The blue gilt Aquascaphe meets all my criteria in this story and still comes in under €700. This proves how successful Etienne and his team have been in making Baltic a microbrand force to be reckoned with. Their biggest hit to date, the Aquascaphe, ticks every box that I could want it to tick. The bezel measures 39mm, the body one millimeter less, and it sits on a glamorous beads-of-rice bracelet. With a rich cream for the sandwich lume plots on the dark navy dial, how can you not love the fauxtina on this? A domed sapphire crystal sets the edge-distortion scene for many an Instagram star shot. Pure functionality has not suffered from the elegance, with clear legibility from the classic skin diver dial, minimalist bezel, and crisp, white hands. It’s perfection on a budget at €696.
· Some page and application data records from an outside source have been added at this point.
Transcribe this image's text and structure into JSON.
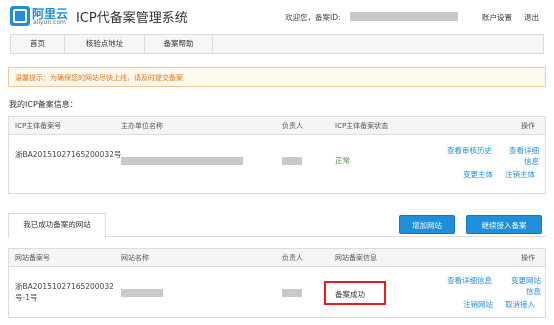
{
  "header": {
    "logo_cn": "阿里云",
    "logo_en": "aliyun.com",
    "title": "ICP代备案管理系统",
    "welcome": "欢迎您，备案ID:",
    "account_settings": "账户设置",
    "logout": "退出"
  },
  "nav": {
    "items": [
      {
        "label": "首页"
      },
      {
        "label": "核验点地址"
      },
      {
        "label": "备案帮助"
      }
    ]
  },
  "notice": {
    "text": "温馨提示：为确保您的网站尽快上线，请及时提交备案"
  },
  "subject_section": {
    "title": "我的ICP备案信息：",
    "columns": [
      "ICP主体备案号",
      "主办单位名称",
      "负责人",
      "ICP主体备案状态",
      "操作"
    ],
    "row": {
      "record_no": "浙BA20151027165200032号",
      "status": "正常",
      "actions": [
        "查看审核历史",
        "查看详细信息",
        "变更主体",
        "注销主体"
      ]
    }
  },
  "website_section": {
    "tab": "我已成功备案的网站",
    "add_site": "增加网站",
    "continue_access": "继续接入备案",
    "columns": [
      "网站备案号",
      "网站名称",
      "负责人",
      "网站备案信息",
      "操作"
    ],
    "row": {
      "record_no": "浙BA20151027165200032号-1号",
      "status": "备案成功",
      "actions": [
        "查看详细信息",
        "变更网站信息",
        "注销网站",
        "取消接入"
      ]
    }
  },
  "colors": {
    "brand": "#1e8fd8",
    "notice": "#e0751b",
    "ok": "#3c9a2e",
    "highlight": "#e02020"
  }
}
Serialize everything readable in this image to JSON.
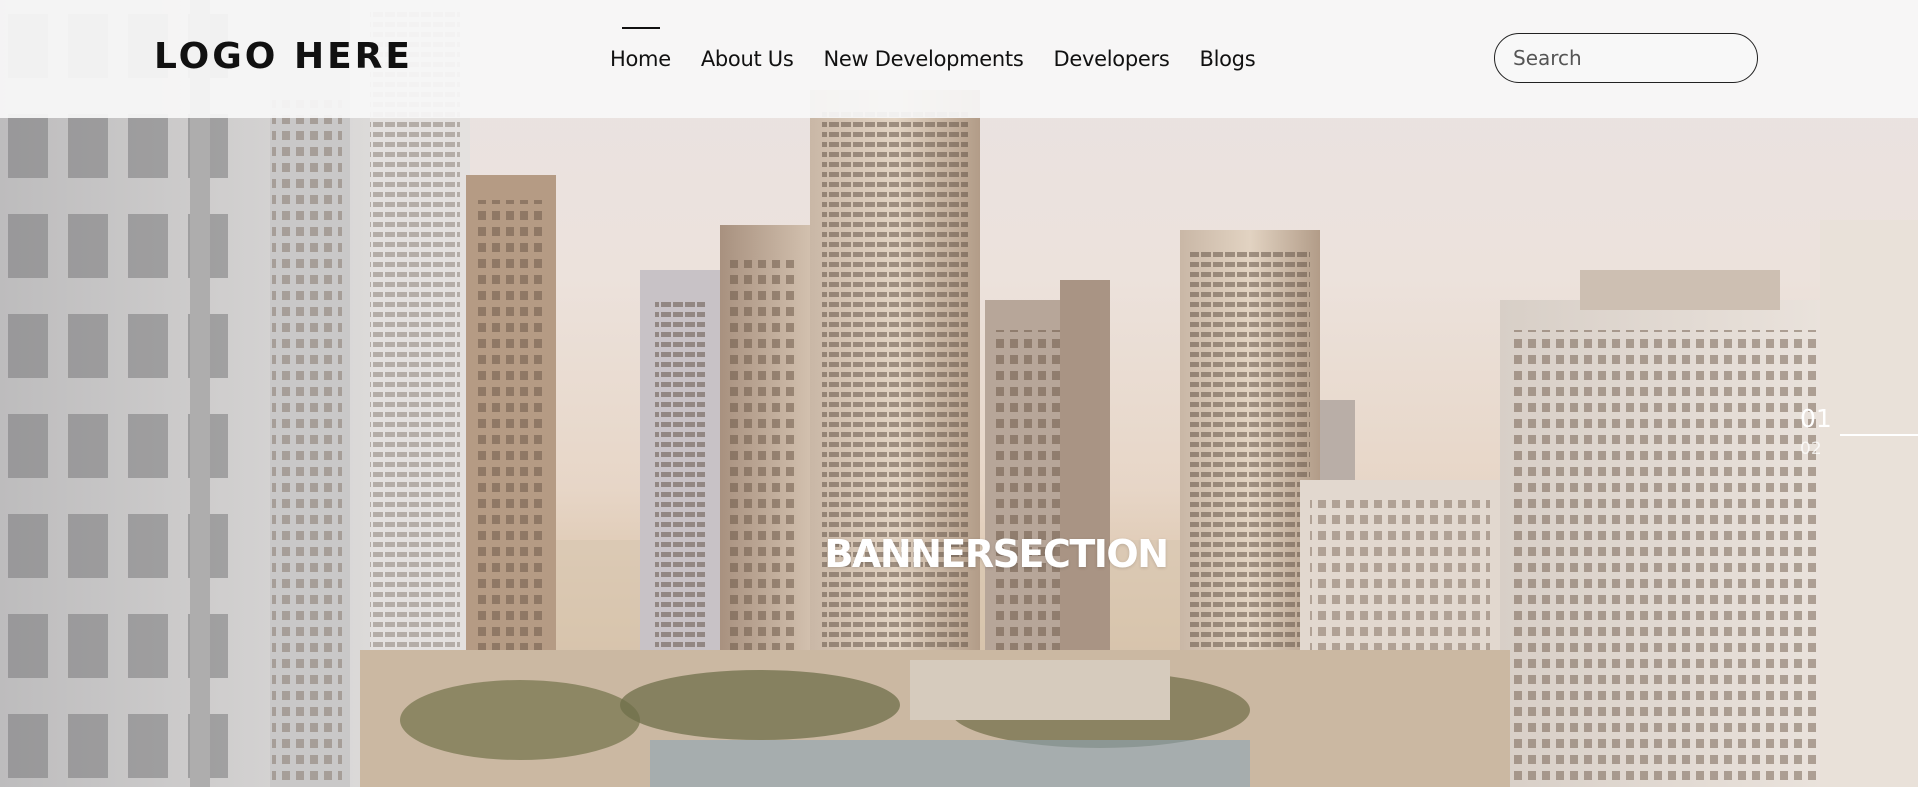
{
  "header": {
    "logo": "LOGO HERE",
    "nav": [
      {
        "label": "Home",
        "active": true
      },
      {
        "label": "About Us",
        "active": false
      },
      {
        "label": "New Developments",
        "active": false
      },
      {
        "label": "Developers",
        "active": false
      },
      {
        "label": "Blogs",
        "active": false
      }
    ],
    "search": {
      "placeholder": "Search",
      "value": "",
      "icon": "search-icon"
    }
  },
  "banner": {
    "title": "BANNERSECTION",
    "background": "city-skyline-photo"
  },
  "slider": {
    "current": "01",
    "next": "02"
  },
  "colors": {
    "header_bg": "#f8f8f8",
    "text": "#111111",
    "banner_text": "#ffffff"
  }
}
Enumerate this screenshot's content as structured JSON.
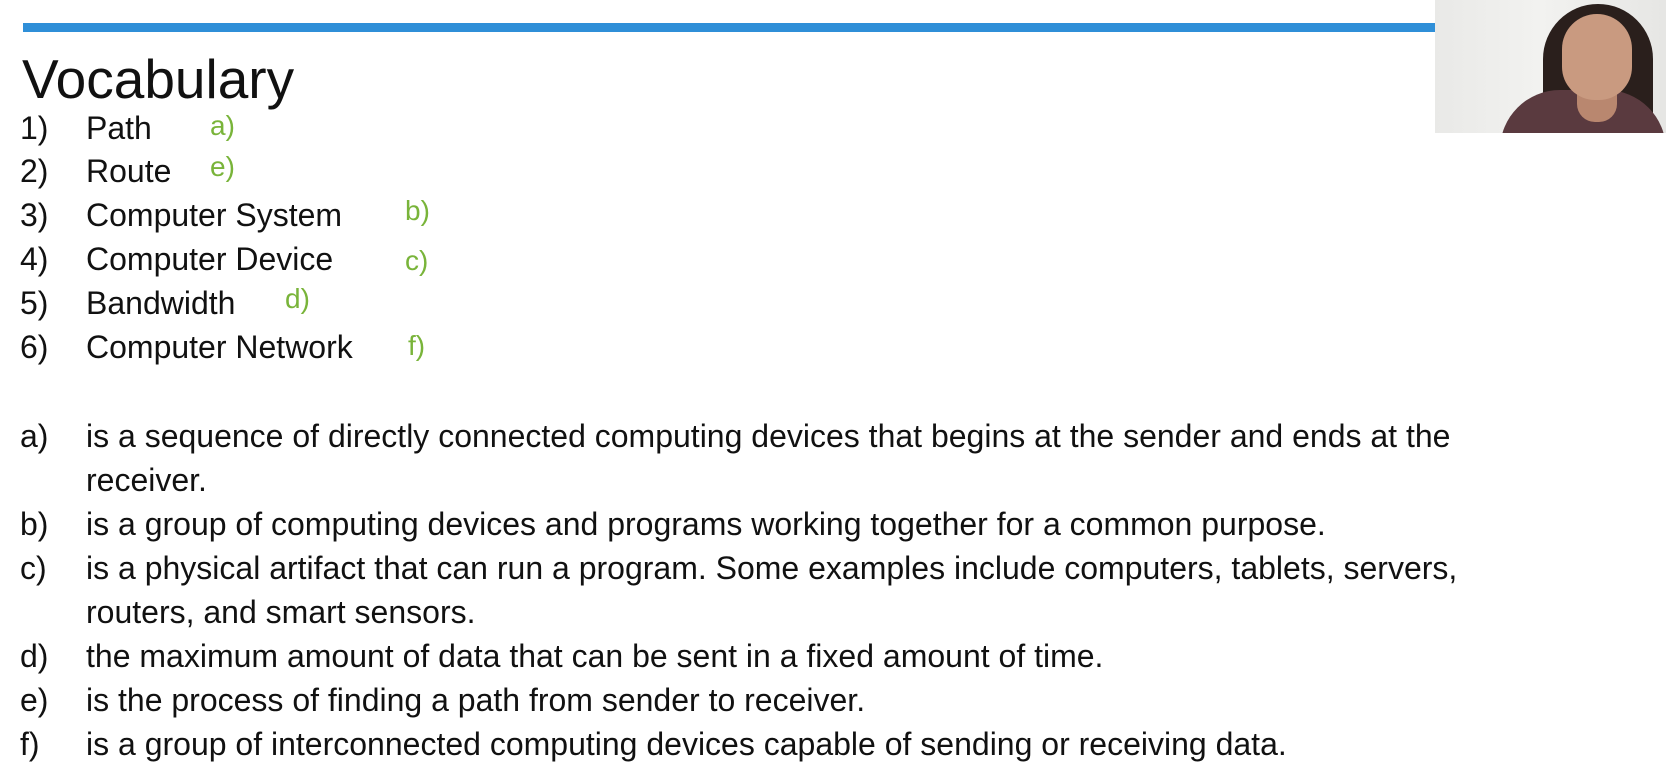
{
  "slide": {
    "title": "Vocabulary",
    "accent_color": "#2f8fd8",
    "answer_color": "#79b43a",
    "terms": [
      {
        "num": "1)",
        "term": "Path",
        "answer": "a)"
      },
      {
        "num": "2)",
        "term": "Route",
        "answer": "e)"
      },
      {
        "num": "3)",
        "term": "Computer System",
        "answer": "b)"
      },
      {
        "num": "4)",
        "term": "Computer Device",
        "answer": "c)"
      },
      {
        "num": "5)",
        "term": "Bandwidth",
        "answer": "d)"
      },
      {
        "num": "6)",
        "term": "Computer Network",
        "answer": "f)"
      }
    ],
    "definitions": [
      {
        "letter": "a)",
        "text": "is a sequence of directly connected computing devices that begins at the sender and ends at the",
        "text2": "receiver."
      },
      {
        "letter": "b)",
        "text": "is a group of computing devices and programs working together for a common purpose."
      },
      {
        "letter": "c)",
        "text": "is a physical artifact that can run a program. Some examples include computers, tablets, servers,",
        "text2": "routers, and smart sensors."
      },
      {
        "letter": "d)",
        "text": "the maximum amount of data that can be sent in a fixed amount of time."
      },
      {
        "letter": "e)",
        "text": "is the process of finding a path from sender to receiver."
      },
      {
        "letter": "f)",
        "text": "is a group of interconnected computing devices capable of sending or receiving data."
      }
    ]
  }
}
Breitling Superocean Heritage ‘57
While Breitling seldom dips below 40mm, we have come a long way from the 47mm behemoths of 2010 (well, mostly…). This is why I choose to make an exception here and go with a watch 42mm in diameter. But in Breitling’s favor, it is a veritable sliver at 9.9mm thick. If ever there was a divers’ watch ready for a night on the town, the Superocean Heritage ‘57 is it. With its slender build, it has a 100m depth rating, but Breitling is simply being honest with us. This two-tone beauty with its silky dark sunray dial and 18K gold bezel comes on a leather strap. Let’s not pretend: it will never go over a wetsuit. With its concave bezel and wonderful UFO-esque indices it’s cocktail-party cool, and the best vintage-inspired dive watch from Breitling. I hear rumors that it might be discontinued, so for a piece of slim panache, this is your bet for $5,480.
Rolex Submariner ref. 16800
Here we are, full circle and back to the Rolex Submariner. No, this is not a diver’s tool anymore, sonny. Get a decent ref. 16800 from the ’80s and save yourself from the gray market and ’60s auction insanity. This is just a very, very good watch, and its 40mm case sits like a dream. If you want to avoid the criminals Lex talked about recently, here’s my tip (purists turn away now): try your Submariner on suede or a Horween leather strap when you’re out. It’s supremely comfortable, and would-be robbers will not mistake it for a new Sub to rip off your wrist. Or just keep it under long sleeves since it has one of the best steel bracelets around. I might be a contrarian, but maybe I’m just jealous. Starting at $9,000 on Chrono24, no more explanation is needed. A Sub is a Sub is a Sub.
Do you suit up with a dive watch, or do you tell your friends off when they turn up to a business meeting in a suit and Sub? Let us know in the comments.
Follow me at: @thorsvaboe (yes, you will find shots of tool watches with a suit)